5 Tips for Global Project Success
Posted: May 12, 2015
When project teams have to work together across different continents, languages and cultures then problems are almost inevitable. Whether the teams are within the same international corporation or from two or more separate companies, the issues that arise are typically the same.
Major corporations regularly embark on global projects that involve teams in diverse geographical locations. There are many reasons for this but the main ones are to utilise the best skills available in different parts of the organisation, or via outsource agreements with other companies, in different countries. And, of course, probably the over-riding factor – cost. If the same work can be provided for a lower cost because it is done in a region of lower salaries and overheads then the whole project budget can be kept down.
There are project management courses available that focus on the specific challenges of managing global projects.
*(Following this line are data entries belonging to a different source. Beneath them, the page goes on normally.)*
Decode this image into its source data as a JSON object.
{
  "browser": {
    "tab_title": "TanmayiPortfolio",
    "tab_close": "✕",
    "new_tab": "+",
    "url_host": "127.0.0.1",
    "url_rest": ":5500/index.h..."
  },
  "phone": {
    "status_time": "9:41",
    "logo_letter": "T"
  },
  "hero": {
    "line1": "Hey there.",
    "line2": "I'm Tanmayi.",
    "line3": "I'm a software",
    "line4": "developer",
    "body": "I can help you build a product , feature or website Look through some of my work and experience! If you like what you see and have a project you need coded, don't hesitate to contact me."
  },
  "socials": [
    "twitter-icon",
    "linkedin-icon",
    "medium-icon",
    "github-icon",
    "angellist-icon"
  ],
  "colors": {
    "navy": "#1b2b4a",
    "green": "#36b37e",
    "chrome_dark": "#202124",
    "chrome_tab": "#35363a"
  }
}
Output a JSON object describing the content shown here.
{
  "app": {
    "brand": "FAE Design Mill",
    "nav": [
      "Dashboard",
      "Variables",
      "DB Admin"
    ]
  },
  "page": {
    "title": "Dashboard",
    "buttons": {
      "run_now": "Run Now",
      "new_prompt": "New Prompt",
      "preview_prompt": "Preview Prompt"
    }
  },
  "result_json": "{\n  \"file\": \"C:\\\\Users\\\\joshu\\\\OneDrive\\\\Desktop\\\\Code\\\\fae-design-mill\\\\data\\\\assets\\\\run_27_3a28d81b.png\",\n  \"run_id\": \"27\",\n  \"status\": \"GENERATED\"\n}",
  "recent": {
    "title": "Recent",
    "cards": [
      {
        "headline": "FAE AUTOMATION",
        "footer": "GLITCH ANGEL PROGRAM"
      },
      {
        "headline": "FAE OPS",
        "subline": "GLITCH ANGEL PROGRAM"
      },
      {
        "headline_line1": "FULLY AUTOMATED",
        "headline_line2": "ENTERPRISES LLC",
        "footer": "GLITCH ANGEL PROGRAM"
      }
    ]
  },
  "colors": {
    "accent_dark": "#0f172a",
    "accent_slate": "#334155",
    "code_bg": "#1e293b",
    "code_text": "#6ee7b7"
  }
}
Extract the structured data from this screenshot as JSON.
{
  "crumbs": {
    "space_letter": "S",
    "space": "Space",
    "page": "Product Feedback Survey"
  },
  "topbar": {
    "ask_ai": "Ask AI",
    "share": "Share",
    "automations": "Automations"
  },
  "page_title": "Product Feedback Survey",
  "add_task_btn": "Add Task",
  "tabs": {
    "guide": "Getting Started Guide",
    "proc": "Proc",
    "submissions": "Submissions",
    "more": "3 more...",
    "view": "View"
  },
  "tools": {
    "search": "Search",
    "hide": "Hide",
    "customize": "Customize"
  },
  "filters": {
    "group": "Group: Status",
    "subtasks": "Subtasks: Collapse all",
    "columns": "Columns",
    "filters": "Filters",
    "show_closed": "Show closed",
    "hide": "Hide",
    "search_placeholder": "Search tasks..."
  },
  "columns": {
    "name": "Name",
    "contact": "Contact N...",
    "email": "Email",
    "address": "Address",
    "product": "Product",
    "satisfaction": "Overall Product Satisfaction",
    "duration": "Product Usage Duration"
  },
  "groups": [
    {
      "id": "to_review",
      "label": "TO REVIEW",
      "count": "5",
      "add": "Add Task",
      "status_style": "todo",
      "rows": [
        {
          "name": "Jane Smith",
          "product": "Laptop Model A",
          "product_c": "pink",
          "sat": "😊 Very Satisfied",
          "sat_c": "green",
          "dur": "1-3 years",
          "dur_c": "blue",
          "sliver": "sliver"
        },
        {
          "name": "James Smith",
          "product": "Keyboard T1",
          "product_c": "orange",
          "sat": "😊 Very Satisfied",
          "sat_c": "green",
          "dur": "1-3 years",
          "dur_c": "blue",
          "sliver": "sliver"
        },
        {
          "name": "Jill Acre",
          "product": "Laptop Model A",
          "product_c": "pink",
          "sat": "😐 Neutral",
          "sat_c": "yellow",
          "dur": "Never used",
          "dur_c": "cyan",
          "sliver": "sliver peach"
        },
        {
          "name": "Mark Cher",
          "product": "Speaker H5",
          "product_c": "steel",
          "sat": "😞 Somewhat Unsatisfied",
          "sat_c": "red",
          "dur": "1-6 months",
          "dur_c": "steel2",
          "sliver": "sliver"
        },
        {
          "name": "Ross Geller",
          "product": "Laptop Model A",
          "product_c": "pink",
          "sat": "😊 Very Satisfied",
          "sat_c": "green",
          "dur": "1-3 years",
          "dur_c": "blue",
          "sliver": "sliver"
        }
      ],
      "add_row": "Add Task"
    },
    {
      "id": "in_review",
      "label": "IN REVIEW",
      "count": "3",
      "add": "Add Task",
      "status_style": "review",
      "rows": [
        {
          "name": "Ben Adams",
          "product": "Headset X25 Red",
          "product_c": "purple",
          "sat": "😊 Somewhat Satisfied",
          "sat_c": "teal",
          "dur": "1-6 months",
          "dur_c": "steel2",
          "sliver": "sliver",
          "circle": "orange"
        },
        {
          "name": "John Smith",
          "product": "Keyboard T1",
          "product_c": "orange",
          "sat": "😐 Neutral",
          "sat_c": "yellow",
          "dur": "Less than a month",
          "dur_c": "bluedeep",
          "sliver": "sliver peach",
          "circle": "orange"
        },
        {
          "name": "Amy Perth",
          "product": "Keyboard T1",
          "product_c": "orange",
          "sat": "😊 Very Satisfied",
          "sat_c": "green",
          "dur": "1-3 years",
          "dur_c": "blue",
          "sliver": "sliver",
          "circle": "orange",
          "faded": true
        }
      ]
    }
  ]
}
They equip project managers with all the skills they need to deal with the challenges, and overcome the difficulties, of global project management.
But can low costs derived by having the work done in different countries by people with different languages and cultures ever equate to high quality of work? Is it even possible to accurately measure the success of such projects? These are issues for a much wider debate but if you are considering embarking on a global project, or are already involved in one, then consider these 5 factors that will have a huge impact on the success or failure of your project.
1. Diverse Geographical Location
When a team, or representatives from each team, where the teams are large, cannot regularly come together for face-to-face meetings, communication difficulties will arise. Small issues can become big problems because they will not be resolved during the course of regular conversations. Email becomes relied upon too heavily, with all the consequent opportunities for misunderstandings to arise.
2. Time Zone Constraints
Diverse teams should adjust their typical working day, wherever feasible, to ensure that there is a reasonable period of overlap between all the teams involved in the project so that there will be a response to phone calls and emails within the same working day. Even on days when there are no scheduled conference calls or reports due, every member of the team should be available for impromptu discussions at a certain time of day, every day. By ensuring this there will be no unnecessary delays whilst information is unavailable or whilst decisions are awaited.
3. Cultural Differences
Attitudes in the workplace vary greatly from culture to culture. In some environments problems will not be reported soon enough in the belief that extra hours and manpower can overcome any potential issues. This can often result in the problem becoming worse than it need have been, but entrenched attitudes to admitting there is a problem are difficult to change in some cultures.
4. Language Barriers
Whilst teams and co-workers will have a language in common, where that language is not a first language for some individuals, misunderstandings can arise if someone does not grasp a point of detail. The fact that communication is not face-to-face exacerbates this problem as a face to face discussion would often reveal a lack of understanding in a person's expression.
5. Lack of Team Spirit
It is difficult, but not impossible, to instil team spirit into a diverse group of teams with different first languages and cultures and the right project management training can help with this. There can often be rivalries and resentments between the teams yet it is vital for genuine project success that all the teams work towards a united common goal.
The global project manager should aim to understand what motivates the diverse teams at the outset of the project through frank discussions with the key team members. Building good working relationships with the local project managers will help enormously in understanding and motivating the project teams and in building up an environment of trust and loyalty between the global and local teams.
Another way of building team spirit is to always clearly define expectations, to always provide detailed feedback on all work packages and to praise individuals or teams for delivering quality work. Concentrating on the simple human element goes a long way to building and maintaining good working relationships throughout the project.
The author has written and published articles on a wide range of topics including Small Business Advice, Tax and Accounting, Interior Design, House Renovation and Project Management.